Yet spoiled children are themselves miserable. With no adult supervision, they don’t develop the social skills necessary to get along with others. They don’t know where boundaries lie because they have never had to live within them. Quite frankly, spoiled children don’t live in a world in which rules and consequences apply.
Fortunately, there are a number of ways in which we can encourage children to behave and to develop a disciplined sense of self.
First, children need to learn to monitor their own actions. Consequences are a necessity, especially in situations that may be dangerous, destructive, or disruptive to others. Self-monitoring eventually leads to self-control. Children should be given limited choices beginning at age 18 months so they can learn decision-making, a companion to self-control.
Next, children need to understand that their own individual rights should not supersede the individual rights of others.

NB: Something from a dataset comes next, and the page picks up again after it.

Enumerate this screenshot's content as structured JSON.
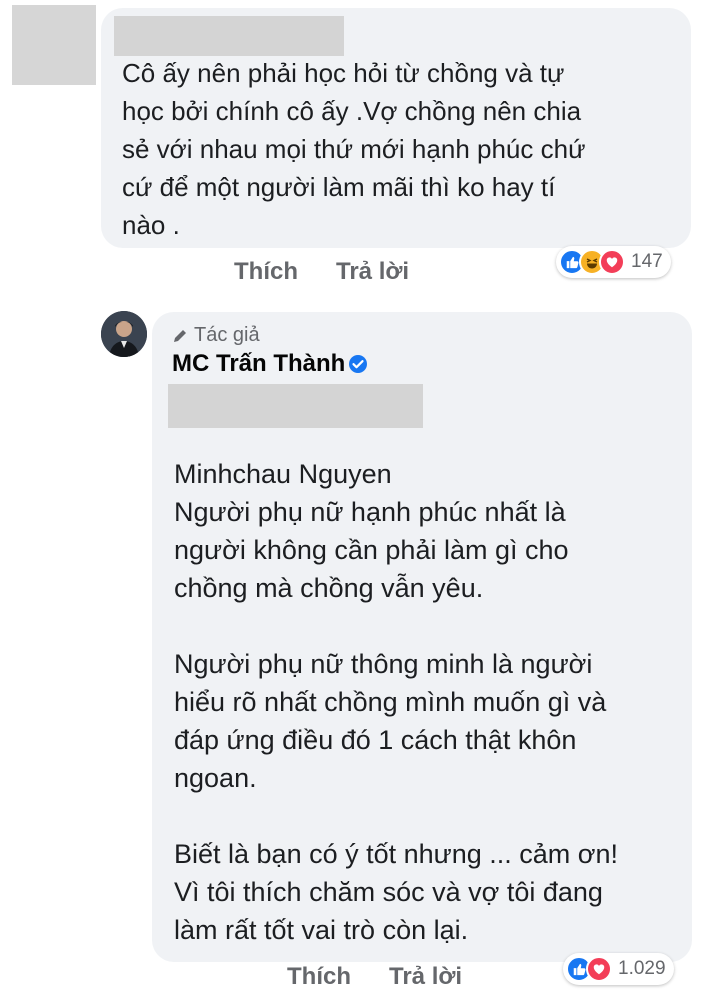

Teaching respect for others is important. Don’t allow a child interrupt conversations, talk disrespectfully, or take advantage of situations. The child needs to understand that parents and siblings have rights too, as this understanding carries over to all other aspects of the child’s social interactions.
Children should also be encouraged to play independently and entertain themselves. Parents should, of course, spend plenty of quality time together with their children. But children also need time on their own to develop skills and interests in their own ways. Obviously the amount of time depends on age, but a three year old should be able to entertain herself for approximately half the day without needing adult intervention to do so.
Finally, parents need to be consistent in everything: schedules, discipline, rules, and consequences. Any break down in consistency can open a door to manipulation. Children need to know that rules have a purpose and that the rules will always be enforced consistently, and by everyone involved in her life.
Spoiled children have an unrealistic sense of entitlement that impedes proper social and emotional development. Parental firmness is not synonymous with cruelty. The sooner a child learns that the world will not yield to her requests, the happier and more well-adjusted she will be.